── SUPPLIED DATA ──

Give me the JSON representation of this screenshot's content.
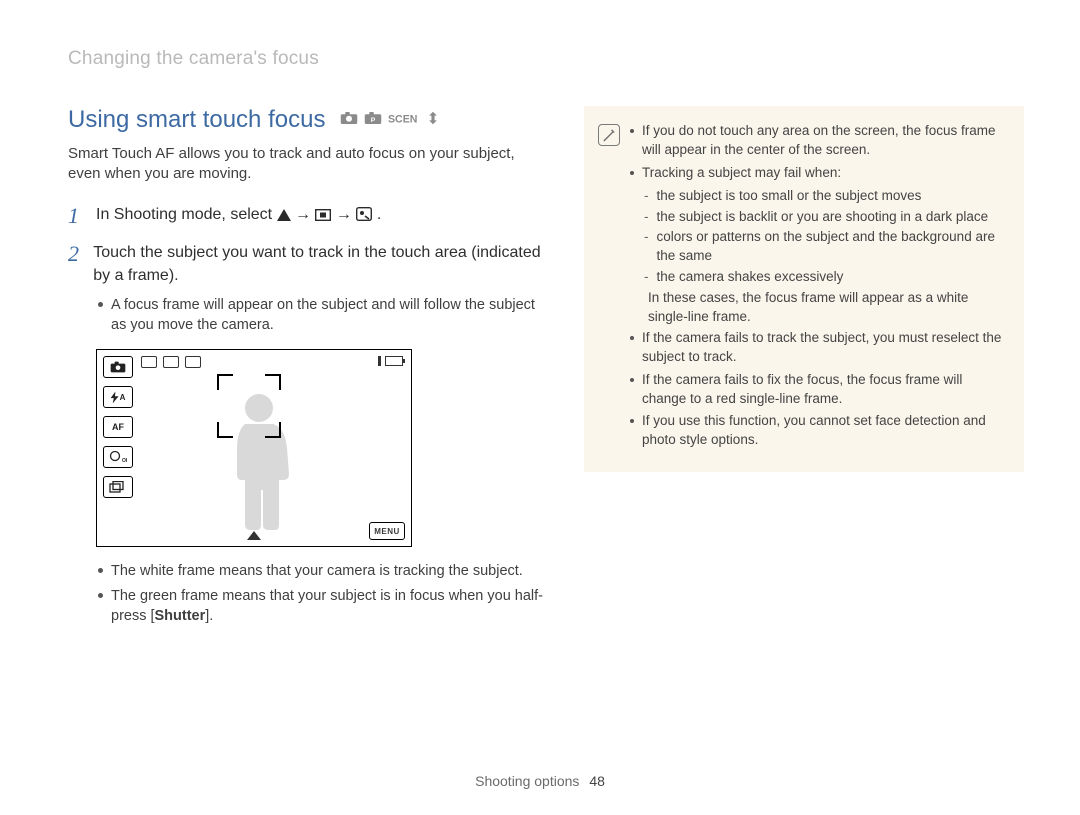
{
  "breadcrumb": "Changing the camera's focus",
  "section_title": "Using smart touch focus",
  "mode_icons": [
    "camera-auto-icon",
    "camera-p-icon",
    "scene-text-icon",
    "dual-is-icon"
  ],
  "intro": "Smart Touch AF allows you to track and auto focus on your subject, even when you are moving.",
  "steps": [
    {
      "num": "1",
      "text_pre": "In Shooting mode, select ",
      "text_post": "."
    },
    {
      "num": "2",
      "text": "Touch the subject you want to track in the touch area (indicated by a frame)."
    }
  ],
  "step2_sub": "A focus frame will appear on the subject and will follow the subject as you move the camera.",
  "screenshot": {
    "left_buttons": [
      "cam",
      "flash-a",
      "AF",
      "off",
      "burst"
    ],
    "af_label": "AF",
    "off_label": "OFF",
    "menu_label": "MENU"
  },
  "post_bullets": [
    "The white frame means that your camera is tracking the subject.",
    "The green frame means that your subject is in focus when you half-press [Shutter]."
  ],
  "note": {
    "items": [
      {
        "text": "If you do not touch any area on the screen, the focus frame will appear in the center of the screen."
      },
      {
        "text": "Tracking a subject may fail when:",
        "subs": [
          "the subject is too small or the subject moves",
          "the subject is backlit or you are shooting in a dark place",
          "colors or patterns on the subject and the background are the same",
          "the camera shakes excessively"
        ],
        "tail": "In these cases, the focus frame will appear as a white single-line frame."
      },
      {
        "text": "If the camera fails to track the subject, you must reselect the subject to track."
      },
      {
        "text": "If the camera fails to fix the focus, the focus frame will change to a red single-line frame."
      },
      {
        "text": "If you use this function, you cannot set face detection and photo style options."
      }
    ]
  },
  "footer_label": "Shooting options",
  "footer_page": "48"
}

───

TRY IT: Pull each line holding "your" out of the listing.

RESULT BELOW:
  "intro": "Smart Touch AF allows you to track and auto focus on your subject, even when you are moving.",
    "The white frame means that your camera is tracking the subject.",
    "The green frame means that your subject is in focus when you half-press [Shutter]."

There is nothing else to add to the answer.